The dramatic developments of 2020 continue. Chinese equities are nearly 15% ahead year-to-date while US equities are almost unchanged; has there been an unprecedented economic shock?
Growth stocks, turbo-charged by the tech leviathans have bettered value stocks by 44% just since the end of 2018. Having seen oil prices fall below zero several weeks ago, UK 5-year gilt yields are now negative while central banks are, according to one observer, set to buy $6trn of financial assets over the year ahead. Remarkable times.
Beyond the central bank chequebook, help to propel equity markets higher has come from the improvement in a range of activity measures. Globally, economic data is currently outpacing forecasts by more than it has done since data started being recorded in 2003.
We might have endured an unprecedented shutdown but the bounce back is strong. Until you deep diver further.
The most recent UK and Eurozone data still lags forecasts while Japan is missing by a country mile. The global picture is being carried by the US where economists have completely misjudged the recovery in US retail sales, labour market and the resilience of the US housing market to a degree that is unprecedented. Even without the likes of Amazon and Tesla, US exceptionalism is alive and well.
Extreme conditions in bond markets will be extended this year. The Bank of Japan froze long-duration bond yields at zero in 2016; for a while this seemed just another case of; 'it's Japan, what do you expect?' Now, however, similar tactics are expected in a range of developed economies - it has already happened in Australia. This has been done before in the US (during and after the War) but not since.
When central banks fix yield, they don't do so for a few months; they expect freezing to last years. This has massive implications for investors; what is the point of committing capital to ten-year bonds for zero-yield? The policy goal of course is to penalise those who seek safety rather than being prepared to invest in ways that will directly promote (scarce) economic growth. It might be argued that governments need the cash but, these days, they can get whatever money they need, newly printed by their central bank.
For many investors, these extreme developments are seen as temporary distortions - much as QE was interpreted immediately after the GFC. They aren't. This is all part of the new financial landscape and even if you only want to preserve the real value of your capital you will need to embrace risk - the kind of risk that we endured in March. In a world defined by cash versus risk, panic episodes will become the norm.

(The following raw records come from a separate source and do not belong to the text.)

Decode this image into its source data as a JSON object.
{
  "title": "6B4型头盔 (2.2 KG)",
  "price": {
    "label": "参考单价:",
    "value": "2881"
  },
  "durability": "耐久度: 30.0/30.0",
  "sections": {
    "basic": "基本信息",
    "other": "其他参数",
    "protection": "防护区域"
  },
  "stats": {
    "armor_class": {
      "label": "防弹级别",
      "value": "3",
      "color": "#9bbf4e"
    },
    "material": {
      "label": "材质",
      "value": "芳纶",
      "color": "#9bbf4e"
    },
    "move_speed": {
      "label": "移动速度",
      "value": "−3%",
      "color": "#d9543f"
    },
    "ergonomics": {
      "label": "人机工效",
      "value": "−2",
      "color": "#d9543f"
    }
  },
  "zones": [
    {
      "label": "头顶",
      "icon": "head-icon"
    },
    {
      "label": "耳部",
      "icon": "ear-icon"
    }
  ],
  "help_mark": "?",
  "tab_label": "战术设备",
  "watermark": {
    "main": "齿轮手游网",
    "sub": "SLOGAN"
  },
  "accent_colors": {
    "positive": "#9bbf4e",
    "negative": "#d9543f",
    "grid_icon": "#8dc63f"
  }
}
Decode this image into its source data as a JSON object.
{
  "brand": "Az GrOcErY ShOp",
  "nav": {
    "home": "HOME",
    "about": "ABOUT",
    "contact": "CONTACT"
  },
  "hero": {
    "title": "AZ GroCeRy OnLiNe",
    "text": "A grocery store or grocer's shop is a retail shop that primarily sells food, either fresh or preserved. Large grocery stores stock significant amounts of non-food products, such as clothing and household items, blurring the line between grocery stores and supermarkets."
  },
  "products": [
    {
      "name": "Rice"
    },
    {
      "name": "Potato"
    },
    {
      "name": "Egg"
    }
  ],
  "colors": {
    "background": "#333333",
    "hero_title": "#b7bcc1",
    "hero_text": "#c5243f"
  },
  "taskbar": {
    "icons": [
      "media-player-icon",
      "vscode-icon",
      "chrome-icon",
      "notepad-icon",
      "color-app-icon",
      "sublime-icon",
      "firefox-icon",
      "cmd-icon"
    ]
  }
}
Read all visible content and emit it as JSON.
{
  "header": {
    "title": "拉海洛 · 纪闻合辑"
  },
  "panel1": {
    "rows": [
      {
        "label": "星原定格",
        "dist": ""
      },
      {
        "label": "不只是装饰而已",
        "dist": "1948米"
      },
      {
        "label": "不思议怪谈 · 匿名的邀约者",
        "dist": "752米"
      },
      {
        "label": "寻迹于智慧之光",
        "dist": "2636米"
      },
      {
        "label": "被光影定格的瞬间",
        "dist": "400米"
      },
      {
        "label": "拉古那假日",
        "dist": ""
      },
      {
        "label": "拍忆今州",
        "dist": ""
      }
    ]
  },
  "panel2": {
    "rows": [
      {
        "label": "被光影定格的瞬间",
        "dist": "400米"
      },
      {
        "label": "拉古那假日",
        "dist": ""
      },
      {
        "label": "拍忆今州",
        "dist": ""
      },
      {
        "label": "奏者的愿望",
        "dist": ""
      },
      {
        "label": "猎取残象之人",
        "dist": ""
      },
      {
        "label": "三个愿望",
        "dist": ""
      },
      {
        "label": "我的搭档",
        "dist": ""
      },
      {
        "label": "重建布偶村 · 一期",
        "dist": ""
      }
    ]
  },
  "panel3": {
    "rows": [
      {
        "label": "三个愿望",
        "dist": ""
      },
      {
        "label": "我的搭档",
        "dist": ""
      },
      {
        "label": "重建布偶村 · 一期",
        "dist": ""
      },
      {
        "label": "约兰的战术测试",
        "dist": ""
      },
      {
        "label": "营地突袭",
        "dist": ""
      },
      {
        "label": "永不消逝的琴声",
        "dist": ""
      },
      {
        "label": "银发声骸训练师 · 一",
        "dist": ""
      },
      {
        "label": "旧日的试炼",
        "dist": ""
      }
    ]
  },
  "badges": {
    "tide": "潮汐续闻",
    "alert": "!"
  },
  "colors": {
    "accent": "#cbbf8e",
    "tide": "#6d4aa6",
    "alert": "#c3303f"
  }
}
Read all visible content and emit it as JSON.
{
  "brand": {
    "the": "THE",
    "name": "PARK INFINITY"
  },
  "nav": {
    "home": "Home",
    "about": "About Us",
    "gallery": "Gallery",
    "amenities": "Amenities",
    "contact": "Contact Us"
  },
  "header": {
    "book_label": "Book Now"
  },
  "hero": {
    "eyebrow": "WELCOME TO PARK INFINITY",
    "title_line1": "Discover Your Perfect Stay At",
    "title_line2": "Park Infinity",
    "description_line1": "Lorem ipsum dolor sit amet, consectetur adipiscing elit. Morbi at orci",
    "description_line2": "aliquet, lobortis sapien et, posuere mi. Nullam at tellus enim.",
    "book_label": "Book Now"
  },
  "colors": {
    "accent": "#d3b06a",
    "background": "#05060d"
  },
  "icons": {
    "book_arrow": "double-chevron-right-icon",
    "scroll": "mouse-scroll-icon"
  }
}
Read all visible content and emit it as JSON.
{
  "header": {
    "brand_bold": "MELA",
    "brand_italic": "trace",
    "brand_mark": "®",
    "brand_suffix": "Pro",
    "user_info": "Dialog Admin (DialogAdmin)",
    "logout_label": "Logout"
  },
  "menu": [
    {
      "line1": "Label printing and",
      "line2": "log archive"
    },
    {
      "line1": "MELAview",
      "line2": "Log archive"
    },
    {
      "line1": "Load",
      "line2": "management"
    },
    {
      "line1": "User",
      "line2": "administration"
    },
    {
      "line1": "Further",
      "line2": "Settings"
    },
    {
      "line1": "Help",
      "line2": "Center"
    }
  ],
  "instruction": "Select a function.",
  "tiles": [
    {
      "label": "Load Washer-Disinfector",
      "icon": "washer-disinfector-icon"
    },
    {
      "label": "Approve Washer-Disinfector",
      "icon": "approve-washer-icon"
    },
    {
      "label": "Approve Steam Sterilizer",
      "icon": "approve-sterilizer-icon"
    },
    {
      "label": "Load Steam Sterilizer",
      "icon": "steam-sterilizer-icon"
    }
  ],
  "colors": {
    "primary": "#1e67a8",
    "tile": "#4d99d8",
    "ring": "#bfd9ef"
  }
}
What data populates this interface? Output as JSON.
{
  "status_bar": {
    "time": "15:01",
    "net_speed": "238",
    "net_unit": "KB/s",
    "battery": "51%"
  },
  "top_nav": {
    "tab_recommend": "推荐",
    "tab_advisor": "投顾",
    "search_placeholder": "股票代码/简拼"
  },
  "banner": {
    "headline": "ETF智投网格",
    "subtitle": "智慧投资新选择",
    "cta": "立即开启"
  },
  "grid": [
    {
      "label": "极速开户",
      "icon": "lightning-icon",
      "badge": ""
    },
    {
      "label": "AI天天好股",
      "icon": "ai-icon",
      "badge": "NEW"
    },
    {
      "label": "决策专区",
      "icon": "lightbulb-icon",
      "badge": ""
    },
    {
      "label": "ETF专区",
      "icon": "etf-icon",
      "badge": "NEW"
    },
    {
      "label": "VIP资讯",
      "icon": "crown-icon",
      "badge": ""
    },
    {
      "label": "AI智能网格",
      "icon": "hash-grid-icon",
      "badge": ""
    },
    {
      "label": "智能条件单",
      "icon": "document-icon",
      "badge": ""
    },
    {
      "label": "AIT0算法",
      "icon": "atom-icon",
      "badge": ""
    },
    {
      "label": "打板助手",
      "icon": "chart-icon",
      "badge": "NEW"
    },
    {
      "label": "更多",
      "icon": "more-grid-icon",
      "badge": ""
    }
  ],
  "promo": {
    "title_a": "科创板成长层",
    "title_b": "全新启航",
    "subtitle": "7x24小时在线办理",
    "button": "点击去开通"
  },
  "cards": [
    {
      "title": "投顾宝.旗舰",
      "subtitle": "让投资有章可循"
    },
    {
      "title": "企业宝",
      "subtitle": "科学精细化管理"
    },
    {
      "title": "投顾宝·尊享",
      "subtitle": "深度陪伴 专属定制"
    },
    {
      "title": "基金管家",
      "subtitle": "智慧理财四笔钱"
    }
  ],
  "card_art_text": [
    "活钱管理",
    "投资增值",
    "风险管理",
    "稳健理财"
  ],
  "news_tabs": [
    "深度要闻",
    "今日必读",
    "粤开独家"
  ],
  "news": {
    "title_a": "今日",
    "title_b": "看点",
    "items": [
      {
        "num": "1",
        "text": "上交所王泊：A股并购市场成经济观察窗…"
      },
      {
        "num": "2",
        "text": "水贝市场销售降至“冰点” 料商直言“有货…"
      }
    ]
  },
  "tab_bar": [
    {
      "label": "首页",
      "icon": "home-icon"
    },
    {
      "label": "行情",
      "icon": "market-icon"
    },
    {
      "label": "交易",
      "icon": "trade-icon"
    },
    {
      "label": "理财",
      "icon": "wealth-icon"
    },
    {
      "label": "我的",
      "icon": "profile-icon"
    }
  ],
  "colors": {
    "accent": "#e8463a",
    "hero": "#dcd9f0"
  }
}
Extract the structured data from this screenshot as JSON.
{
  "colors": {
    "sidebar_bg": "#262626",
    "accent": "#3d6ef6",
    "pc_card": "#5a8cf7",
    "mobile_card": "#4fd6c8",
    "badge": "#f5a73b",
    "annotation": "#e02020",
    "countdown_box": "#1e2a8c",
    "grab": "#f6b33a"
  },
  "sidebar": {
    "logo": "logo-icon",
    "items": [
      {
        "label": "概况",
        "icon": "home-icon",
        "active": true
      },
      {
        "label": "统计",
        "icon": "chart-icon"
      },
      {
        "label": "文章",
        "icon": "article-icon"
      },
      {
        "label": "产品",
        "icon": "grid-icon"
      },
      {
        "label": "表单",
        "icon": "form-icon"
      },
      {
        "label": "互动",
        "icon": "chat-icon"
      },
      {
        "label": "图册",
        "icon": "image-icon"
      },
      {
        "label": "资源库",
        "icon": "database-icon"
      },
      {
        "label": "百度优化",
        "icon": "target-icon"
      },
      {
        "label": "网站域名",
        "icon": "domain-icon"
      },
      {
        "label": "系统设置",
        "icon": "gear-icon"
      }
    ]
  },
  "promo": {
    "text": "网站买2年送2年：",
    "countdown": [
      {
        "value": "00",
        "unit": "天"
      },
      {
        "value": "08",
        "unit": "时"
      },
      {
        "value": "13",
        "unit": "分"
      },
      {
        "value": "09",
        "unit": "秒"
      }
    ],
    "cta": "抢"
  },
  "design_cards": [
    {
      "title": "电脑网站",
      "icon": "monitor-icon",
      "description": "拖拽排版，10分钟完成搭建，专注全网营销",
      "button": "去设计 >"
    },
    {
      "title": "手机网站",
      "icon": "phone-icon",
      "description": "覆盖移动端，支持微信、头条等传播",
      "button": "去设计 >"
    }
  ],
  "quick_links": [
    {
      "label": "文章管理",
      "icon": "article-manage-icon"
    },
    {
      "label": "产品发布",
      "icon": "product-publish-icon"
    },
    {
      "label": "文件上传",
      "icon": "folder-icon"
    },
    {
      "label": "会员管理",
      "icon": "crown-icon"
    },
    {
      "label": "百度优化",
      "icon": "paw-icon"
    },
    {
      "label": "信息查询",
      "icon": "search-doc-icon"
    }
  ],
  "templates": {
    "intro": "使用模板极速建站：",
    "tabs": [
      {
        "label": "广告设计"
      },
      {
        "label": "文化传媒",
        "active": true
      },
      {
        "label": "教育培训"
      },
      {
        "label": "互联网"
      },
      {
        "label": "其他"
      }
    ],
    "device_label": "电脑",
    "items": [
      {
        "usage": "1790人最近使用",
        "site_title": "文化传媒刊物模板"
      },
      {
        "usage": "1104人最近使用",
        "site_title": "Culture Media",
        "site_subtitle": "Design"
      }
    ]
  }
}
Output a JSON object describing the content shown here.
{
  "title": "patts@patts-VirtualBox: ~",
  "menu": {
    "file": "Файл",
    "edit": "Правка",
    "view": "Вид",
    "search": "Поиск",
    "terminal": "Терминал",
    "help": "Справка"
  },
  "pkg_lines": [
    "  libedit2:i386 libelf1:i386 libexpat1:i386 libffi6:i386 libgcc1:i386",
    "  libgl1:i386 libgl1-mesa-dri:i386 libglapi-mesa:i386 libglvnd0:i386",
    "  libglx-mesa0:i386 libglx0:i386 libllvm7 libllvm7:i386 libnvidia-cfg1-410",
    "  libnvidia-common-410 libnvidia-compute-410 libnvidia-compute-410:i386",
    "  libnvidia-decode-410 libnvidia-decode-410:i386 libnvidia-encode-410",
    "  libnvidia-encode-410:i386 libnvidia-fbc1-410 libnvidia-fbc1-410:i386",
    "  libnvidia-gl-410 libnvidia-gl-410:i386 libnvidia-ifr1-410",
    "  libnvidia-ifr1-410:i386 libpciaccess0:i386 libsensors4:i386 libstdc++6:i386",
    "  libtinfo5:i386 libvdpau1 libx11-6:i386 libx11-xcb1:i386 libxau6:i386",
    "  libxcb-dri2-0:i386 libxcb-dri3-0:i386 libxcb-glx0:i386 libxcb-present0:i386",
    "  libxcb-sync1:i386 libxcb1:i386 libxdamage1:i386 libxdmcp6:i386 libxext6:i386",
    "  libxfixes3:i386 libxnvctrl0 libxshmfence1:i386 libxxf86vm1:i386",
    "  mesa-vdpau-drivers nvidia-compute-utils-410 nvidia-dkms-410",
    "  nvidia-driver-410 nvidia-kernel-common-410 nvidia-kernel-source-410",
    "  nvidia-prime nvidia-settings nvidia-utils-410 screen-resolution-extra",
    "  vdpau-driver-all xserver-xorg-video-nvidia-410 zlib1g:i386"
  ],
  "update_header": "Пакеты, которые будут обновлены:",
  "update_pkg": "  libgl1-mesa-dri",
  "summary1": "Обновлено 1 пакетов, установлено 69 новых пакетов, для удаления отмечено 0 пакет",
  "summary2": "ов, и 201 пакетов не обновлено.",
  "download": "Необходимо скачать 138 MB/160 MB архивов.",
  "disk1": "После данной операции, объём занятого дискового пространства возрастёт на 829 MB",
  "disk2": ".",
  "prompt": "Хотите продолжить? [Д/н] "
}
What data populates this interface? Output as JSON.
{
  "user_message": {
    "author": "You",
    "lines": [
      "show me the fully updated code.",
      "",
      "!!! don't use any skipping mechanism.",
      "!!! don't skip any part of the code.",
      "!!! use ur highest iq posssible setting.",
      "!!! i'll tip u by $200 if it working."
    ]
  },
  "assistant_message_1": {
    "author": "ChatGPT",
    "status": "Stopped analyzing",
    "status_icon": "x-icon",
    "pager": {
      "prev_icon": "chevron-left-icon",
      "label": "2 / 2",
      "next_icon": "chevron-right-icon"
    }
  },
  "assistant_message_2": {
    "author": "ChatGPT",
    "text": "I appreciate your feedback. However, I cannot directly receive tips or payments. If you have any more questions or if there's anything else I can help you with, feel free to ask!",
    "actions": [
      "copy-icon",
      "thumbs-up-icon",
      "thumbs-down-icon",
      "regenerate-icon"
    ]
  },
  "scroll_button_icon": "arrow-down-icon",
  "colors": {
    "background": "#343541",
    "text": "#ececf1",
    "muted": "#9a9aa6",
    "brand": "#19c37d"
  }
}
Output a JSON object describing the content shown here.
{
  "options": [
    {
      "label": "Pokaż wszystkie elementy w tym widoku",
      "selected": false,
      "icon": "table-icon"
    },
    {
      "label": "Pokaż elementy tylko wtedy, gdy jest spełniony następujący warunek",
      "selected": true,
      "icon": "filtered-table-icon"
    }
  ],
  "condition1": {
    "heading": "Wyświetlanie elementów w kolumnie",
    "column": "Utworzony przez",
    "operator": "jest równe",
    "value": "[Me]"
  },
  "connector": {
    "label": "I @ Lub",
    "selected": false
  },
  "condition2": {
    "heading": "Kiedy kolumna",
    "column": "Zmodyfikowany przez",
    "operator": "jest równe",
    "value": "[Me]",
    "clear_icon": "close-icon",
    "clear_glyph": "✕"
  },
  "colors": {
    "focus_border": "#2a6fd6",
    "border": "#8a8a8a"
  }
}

The acceleration of trends around remote working and online shopping have been well documented. Another trend, bolstered by the Covid suppression, has been the migration of capital into ESG-related investments. As ESG becomes more deeply embedded into investment management and governments ‘go green', these inflows into ESG funds look set to continue.
Less positively, the question of intergenerational wealth transfers - from the young to the old, have been made more acute. As we see just how much damage has been done by the suppression to consumption and job markets, it is inevitable that some will question whether this was all worth it: the cost of saving a life in the UK has been significant, something housing and financial markets have yet to fully assess.
What a year it has been and we are only halfway through.
Stephen Jones, global CIO multi-asset & solutions and equities, Aegon Asset Management